Mental impairments do not need to be clinically well-recognised in order to qualify as a disability. If an employee has a disability, their employer has a responsibility to make reasonable adjustments to accommodate their needs. Even if someone’s mental health condition has not been classed as a disability within the definition of the law, it is still good practice to make appropriate adjustments to their work or working pattern to support them.
How can I meet new demands for physical, emotional and mental health and safety?
Recent research shows that when employees feel valued and supported at work, they have higher levels of overall wellbeing and perform their roles much better. To instil a culture which ensures physical and emotional support make sure that your senior leadership are demonstrating that the business is fully committed to staff wellbeing. Engage staff through regular communication, seek their feedback on issues like work/life balance and development opportunities.
It is also worth looking closely at the support networks you have in place to help staff who may have concerns and make wellbeing a key part of your staff training.
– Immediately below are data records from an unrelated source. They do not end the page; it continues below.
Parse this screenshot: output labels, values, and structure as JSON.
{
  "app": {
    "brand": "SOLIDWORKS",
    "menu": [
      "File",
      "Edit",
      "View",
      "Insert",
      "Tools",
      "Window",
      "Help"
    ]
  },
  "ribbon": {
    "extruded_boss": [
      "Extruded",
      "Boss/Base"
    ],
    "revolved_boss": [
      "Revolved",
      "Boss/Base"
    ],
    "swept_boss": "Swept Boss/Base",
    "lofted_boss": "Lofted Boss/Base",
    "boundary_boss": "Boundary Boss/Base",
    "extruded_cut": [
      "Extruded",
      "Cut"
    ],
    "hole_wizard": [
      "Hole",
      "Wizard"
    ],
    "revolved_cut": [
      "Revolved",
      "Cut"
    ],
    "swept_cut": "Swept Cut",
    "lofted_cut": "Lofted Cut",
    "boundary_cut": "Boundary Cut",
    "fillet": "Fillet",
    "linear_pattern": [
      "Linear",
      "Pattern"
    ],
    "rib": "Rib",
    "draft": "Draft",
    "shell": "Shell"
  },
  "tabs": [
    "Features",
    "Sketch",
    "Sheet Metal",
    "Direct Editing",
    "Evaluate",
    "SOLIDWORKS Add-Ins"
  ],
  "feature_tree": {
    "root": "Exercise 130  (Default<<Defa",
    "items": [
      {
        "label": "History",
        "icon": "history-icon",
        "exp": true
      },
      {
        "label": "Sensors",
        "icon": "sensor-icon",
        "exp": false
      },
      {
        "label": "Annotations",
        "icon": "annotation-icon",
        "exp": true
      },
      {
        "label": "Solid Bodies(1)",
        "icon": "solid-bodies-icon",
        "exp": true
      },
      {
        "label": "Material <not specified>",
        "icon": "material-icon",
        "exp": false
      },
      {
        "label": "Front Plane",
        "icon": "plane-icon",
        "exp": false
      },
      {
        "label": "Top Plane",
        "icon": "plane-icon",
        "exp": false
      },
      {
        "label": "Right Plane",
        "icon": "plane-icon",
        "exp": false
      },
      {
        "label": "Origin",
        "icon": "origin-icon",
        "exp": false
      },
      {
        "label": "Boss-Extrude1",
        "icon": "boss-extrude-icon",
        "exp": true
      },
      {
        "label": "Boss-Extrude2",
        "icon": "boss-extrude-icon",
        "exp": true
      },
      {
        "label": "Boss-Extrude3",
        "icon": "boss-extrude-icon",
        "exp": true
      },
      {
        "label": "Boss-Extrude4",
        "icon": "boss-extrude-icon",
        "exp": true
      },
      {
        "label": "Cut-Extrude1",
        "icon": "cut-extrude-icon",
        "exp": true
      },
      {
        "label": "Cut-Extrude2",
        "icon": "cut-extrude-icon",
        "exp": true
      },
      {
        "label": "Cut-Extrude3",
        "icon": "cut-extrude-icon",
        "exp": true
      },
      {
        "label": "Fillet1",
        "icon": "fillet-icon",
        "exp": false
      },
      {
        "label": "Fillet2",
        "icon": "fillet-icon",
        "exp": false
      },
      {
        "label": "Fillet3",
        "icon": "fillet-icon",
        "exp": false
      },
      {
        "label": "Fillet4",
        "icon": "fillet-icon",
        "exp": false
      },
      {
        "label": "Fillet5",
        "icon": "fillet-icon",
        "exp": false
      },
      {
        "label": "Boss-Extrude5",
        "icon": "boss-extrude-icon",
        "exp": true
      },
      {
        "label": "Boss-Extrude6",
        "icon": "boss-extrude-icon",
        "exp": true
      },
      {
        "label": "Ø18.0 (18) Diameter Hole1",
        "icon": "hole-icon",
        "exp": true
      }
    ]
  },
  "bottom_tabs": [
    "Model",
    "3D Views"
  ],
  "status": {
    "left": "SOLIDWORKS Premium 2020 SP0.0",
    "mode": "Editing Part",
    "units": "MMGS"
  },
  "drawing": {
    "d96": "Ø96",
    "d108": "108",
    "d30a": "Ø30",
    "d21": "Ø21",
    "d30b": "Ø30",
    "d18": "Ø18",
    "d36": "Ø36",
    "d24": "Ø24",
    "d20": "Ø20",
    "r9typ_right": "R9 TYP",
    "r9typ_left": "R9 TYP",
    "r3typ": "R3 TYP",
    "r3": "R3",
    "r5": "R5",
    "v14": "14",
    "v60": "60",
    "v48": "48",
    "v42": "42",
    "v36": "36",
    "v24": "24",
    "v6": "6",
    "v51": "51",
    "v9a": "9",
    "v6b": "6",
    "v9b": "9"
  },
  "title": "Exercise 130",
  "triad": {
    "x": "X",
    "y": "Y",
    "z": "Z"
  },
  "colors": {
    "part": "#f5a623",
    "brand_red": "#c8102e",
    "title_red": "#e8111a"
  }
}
Mind have developed a helpful guide on how to promote wellbeing at work.
How do we motivate and engage staff in a remote workforce?
Engaging your workforce whilst working remotely is key not only to maintaining performance levels and successful business operations, but also to ensuring your staff are happy, can work effectively and are not negatively impacted by working away from the office.
One of the crucial aspects missing from being in the office is the sense of community and belonging, with Zoom calls and instant messaging not fully covering the ad hoc interactions and ‘kitchen conversations’ which are a daily part of office life. However, whilst filling employee’s diaries with calls can be counterproductive, organising calls and informal chats between employees who may not usually work together or speak outside of a work setting can increase a sense of camaraderie and community between employees.
Smarp have published a great guide covering 20 tips for remote working, with the ITA Group also offering some sage advice for employers to best engage staff whilst working remotely.
How do we maintain our company culture with people working remotely?
Whilst company culture is always difficult to define and even harder to create, especially remotely, the current remote working situation can offer employers a great chance to press reset and reassess their company values and culture. Encouraging employees to continuously offer suggestions on working practices, initiatives and ideas can be easily done through remote working, with employees feeling more empowered to email suggestions rather than put their hands up in company meetings.
Reminding employees of, or even creating, company values during this time can reinforce best practices and help to foster a positive working culture between employees even at a distance
Setting up less-formal arrangements, such as lunch meetings or even virtual ‘drinks’ to replace the organic interactions and ad hoc events which stem from office work can help employees talk to others outside their current teams. When scheduling these, encourage a free, non-hierarchical format to ensure more junior employees feel encouraged to attend.
Professional services firm Accenture has a useful guide on how best to foster equality and inclusivity across companies at all times, with Inside 6Q offering some great practical recommendations on creating and developing culture whilst working remotely.